◆ RECORD EXTRACTS:
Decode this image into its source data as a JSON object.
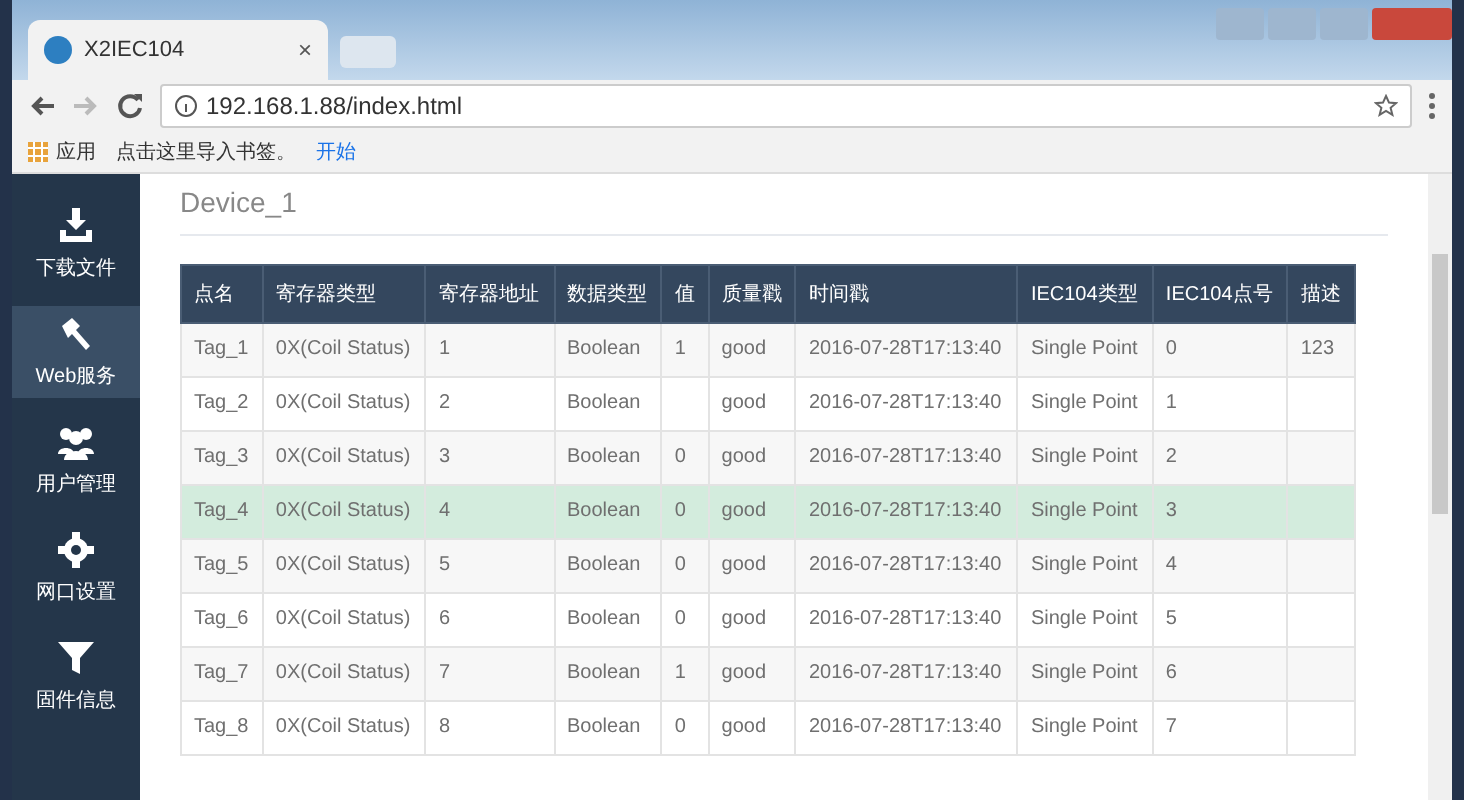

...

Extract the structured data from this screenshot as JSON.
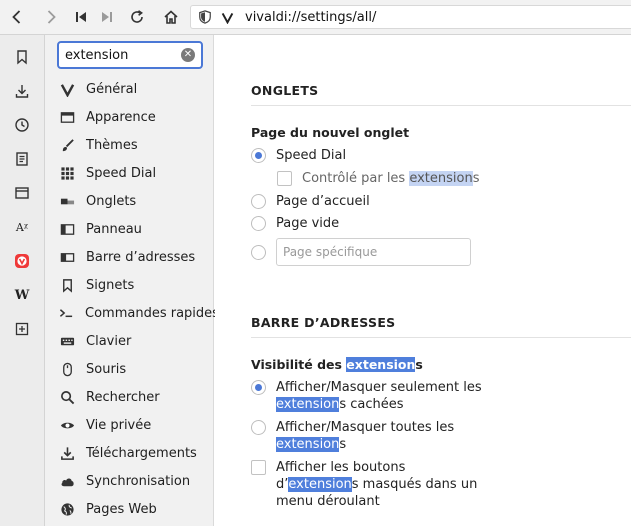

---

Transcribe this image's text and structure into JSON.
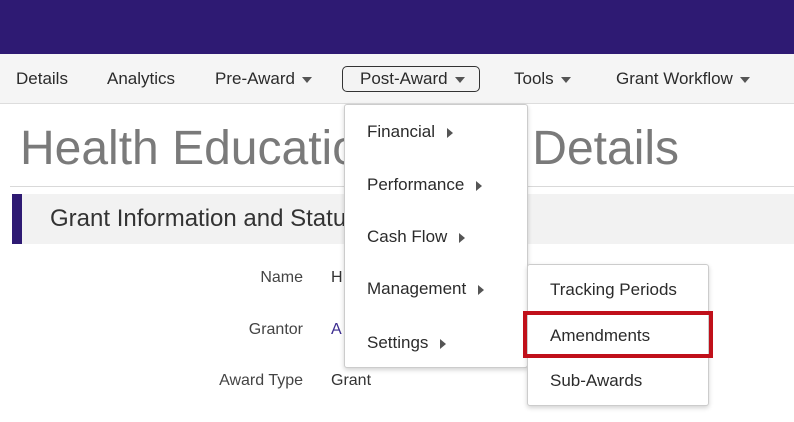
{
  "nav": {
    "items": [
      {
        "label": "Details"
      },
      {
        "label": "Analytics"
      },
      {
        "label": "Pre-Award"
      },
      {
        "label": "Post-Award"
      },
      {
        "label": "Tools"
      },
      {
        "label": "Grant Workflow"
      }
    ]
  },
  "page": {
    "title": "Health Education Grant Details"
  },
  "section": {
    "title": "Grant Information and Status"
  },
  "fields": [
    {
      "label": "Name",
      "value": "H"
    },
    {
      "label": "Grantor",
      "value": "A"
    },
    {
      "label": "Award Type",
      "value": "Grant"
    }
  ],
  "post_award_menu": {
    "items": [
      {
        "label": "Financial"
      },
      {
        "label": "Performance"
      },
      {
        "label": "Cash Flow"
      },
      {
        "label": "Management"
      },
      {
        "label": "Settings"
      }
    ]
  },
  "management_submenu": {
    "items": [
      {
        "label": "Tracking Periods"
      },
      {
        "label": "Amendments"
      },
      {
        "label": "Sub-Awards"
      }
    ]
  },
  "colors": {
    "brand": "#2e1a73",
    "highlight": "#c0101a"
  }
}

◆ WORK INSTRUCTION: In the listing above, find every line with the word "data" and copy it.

◆ TASK OUTPUT:
Decode this image into its source data as a JSON object.
Extract the structured data from this screenshot as JSON.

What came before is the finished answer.